→ **Work request**
All records that follow are to be restated exactly.

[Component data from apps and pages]
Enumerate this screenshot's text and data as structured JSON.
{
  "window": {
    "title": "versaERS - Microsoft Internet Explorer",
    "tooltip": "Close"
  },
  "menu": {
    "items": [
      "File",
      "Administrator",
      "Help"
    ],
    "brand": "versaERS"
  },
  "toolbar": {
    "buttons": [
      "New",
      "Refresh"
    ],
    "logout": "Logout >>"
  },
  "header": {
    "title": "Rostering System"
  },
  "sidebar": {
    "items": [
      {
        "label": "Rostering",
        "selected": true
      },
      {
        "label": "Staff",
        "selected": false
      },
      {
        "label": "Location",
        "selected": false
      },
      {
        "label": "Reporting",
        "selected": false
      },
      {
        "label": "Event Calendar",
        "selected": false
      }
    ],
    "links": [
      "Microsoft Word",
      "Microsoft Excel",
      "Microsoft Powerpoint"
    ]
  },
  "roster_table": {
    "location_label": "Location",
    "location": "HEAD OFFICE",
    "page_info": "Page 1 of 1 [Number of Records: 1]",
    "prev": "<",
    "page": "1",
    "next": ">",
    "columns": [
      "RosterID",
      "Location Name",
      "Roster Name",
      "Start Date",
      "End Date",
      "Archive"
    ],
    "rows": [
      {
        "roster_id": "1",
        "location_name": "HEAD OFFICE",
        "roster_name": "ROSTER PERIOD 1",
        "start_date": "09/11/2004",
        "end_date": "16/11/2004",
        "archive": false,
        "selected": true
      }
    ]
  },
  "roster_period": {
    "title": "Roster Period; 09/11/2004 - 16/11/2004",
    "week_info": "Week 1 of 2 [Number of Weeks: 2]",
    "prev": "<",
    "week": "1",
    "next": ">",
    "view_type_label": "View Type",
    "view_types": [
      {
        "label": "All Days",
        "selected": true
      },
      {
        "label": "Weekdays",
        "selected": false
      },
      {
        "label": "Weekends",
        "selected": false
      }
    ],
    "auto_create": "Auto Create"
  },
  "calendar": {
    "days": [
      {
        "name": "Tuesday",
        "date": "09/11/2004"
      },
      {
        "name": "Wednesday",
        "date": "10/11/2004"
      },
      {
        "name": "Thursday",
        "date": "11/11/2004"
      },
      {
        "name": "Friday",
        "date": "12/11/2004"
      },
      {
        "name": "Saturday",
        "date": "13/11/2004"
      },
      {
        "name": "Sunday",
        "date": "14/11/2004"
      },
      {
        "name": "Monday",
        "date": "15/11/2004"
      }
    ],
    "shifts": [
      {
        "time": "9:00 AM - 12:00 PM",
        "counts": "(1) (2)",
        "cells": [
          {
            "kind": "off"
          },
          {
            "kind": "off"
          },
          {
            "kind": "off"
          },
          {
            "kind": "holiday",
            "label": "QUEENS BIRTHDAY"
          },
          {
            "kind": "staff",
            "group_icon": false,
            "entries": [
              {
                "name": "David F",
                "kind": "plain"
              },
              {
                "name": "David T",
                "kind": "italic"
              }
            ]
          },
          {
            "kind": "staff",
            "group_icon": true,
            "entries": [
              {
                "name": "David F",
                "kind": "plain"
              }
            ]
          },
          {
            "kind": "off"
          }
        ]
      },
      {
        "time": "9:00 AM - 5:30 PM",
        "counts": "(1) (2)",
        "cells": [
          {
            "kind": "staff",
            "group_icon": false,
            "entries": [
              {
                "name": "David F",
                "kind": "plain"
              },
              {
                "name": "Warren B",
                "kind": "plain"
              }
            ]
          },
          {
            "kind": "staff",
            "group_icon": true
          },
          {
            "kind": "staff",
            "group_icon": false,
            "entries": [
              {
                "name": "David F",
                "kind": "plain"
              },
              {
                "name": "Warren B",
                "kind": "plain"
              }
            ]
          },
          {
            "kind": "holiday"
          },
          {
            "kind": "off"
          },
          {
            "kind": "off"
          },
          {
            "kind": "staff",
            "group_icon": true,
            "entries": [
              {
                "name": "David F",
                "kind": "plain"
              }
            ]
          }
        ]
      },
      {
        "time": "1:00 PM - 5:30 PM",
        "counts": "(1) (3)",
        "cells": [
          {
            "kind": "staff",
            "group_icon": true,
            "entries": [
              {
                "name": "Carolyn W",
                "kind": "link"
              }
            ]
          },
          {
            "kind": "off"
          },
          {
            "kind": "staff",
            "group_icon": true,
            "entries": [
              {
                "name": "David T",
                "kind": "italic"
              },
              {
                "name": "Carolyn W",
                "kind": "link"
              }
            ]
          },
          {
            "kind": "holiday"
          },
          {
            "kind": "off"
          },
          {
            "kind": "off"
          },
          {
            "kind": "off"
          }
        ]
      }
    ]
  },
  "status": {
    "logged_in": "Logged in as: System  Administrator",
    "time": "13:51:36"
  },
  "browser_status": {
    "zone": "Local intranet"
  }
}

→ **Solution to this problem**
Enumerate this screenshot's text and data as structured JSON.
{
  "window": {
    "title": "versaERS - Microsoft Internet Explorer",
    "tooltip": "Close"
  },
  "menu": {
    "items": [
      "File",
      "Administrator",
      "Help"
    ],
    "brand": "versaERS"
  },
  "toolbar": {
    "buttons": [
      "New",
      "Refresh"
    ],
    "logout": "Logout >>"
  },
  "header": {
    "title": "Rostering System"
  },
  "sidebar": {
    "items": [
      {
        "label": "Rostering",
        "selected": true
      },
      {
        "label": "Staff",
        "selected": false
      },
      {
        "label": "Location",
        "selected": false
      },
      {
        "label": "Reporting",
        "selected": false
      },
      {
        "label": "Event Calendar",
        "selected": false
      }
    ],
    "links": [
      "Microsoft Word",
      "Microsoft Excel",
      "Microsoft Powerpoint"
    ]
  },
  "roster_table": {
    "location_label": "Location",
    "location": "HEAD OFFICE",
    "page_info": "Page 1 of 1 [Number of Records: 1]",
    "prev": "<",
    "page": "1",
    "next": ">",
    "columns": [
      "RosterID",
      "Location Name",
      "Roster Name",
      "Start Date",
      "End Date",
      "Archive"
    ],
    "rows": [
      {
        "roster_id": "1",
        "location_name": "HEAD OFFICE",
        "roster_name": "ROSTER PERIOD 1",
        "start_date": "09/11/2004",
        "end_date": "16/11/2004",
        "archive": false,
        "selected": true
      }
    ]
  },
  "roster_period": {
    "title": "Roster Period; 09/11/2004 - 16/11/2004",
    "week_info": "Week 1 of 2 [Number of Weeks: 2]",
    "prev": "<",
    "week": "1",
    "next": ">",
    "view_type_label": "View Type",
    "view_types": [
      {
        "label": "All Days",
        "selected": true
      },
      {
        "label": "Weekdays",
        "selected": false
      },
      {
        "label": "Weekends",
        "selected": false
      }
    ],
    "auto_create": "Auto Create"
  },
  "calendar": {
    "days": [
      {
        "name": "Tuesday",
        "date": "09/11/2004"
      },
      {
        "name": "Wednesday",
        "date": "10/11/2004"
      },
      {
        "name": "Thursday",
        "date": "11/11/2004"
      },
      {
        "name": "Friday",
        "date": "12/11/2004"
      },
      {
        "name": "Saturday",
        "date": "13/11/2004"
      },
      {
        "name": "Sunday",
        "date": "14/11/2004"
      },
      {
        "name": "Monday",
        "date": "15/11/2004"
      }
    ],
    "shifts": [
      {
        "time": "9:00 AM - 12:00 PM",
        "counts": "(1) (2)",
        "cells": [
          {
            "kind": "off"
          },
          {
            "kind": "off"
          },
          {
            "kind": "off"
          },
          {
            "kind": "holiday",
            "label": "QUEENS BIRTHDAY"
          },
          {
            "kind": "staff",
            "group_icon": false,
            "entries": [
              {
                "name": "David F",
                "kind": "plain"
              },
              {
                "name": "David T",
                "kind": "italic"
              }
            ]
          },
          {
            "kind": "staff",
            "group_icon": true,
            "entries": [
              {
                "name": "David F",
                "kind": "plain"
              }
            ]
          },
          {
            "kind": "off"
          }
        ]
      },
      {
        "time": "9:00 AM - 5:30 PM",
        "counts": "(1) (2)",
        "cells": [
          {
            "kind": "staff",
            "group_icon": false,
            "entries": [
              {
                "name": "David F",
                "kind": "plain"
              },
              {
                "name": "Warren B",
                "kind": "plain"
              }
            ]
          },
          {
            "kind": "staff",
            "group_icon": true
          },
          {
            "kind": "staff",
            "group_icon": false,
            "entries": [
              {
                "name": "David F",
                "kind": "plain"
              },
              {
                "name": "Warren B",
                "kind": "plain"
              }
            ]
          },
          {
            "kind": "holiday"
          },
          {
            "kind": "off"
          },
          {
            "kind": "off"
          },
          {
            "kind": "staff",
            "group_icon": true,
            "entries": [
              {
                "name": "David F",
                "kind": "plain"
              }
            ]
          }
        ]
      },
      {
        "time": "1:00 PM - 5:30 PM",
        "counts": "(1) (3)",
        "cells": [
          {
            "kind": "staff",
            "group_icon": true,
            "entries": [
              {
                "name": "Carolyn W",
                "kind": "link"
              }
            ]
          },
          {
            "kind": "off"
          },
          {
            "kind": "staff",
            "group_icon": true,
            "entries": [
              {
                "name": "David T",
                "kind": "italic"
              },
              {
                "name": "Carolyn W",
                "kind": "link"
              }
            ]
          },
          {
            "kind": "holiday"
          },
          {
            "kind": "off"
          },
          {
            "kind": "off"
          },
          {
            "kind": "off"
          }
        ]
      }
    ]
  },
  "status": {
    "logged_in": "Logged in as: System  Administrator",
    "time": "13:51:36"
  },
  "browser_status": {
    "zone": "Local intranet"
  }
}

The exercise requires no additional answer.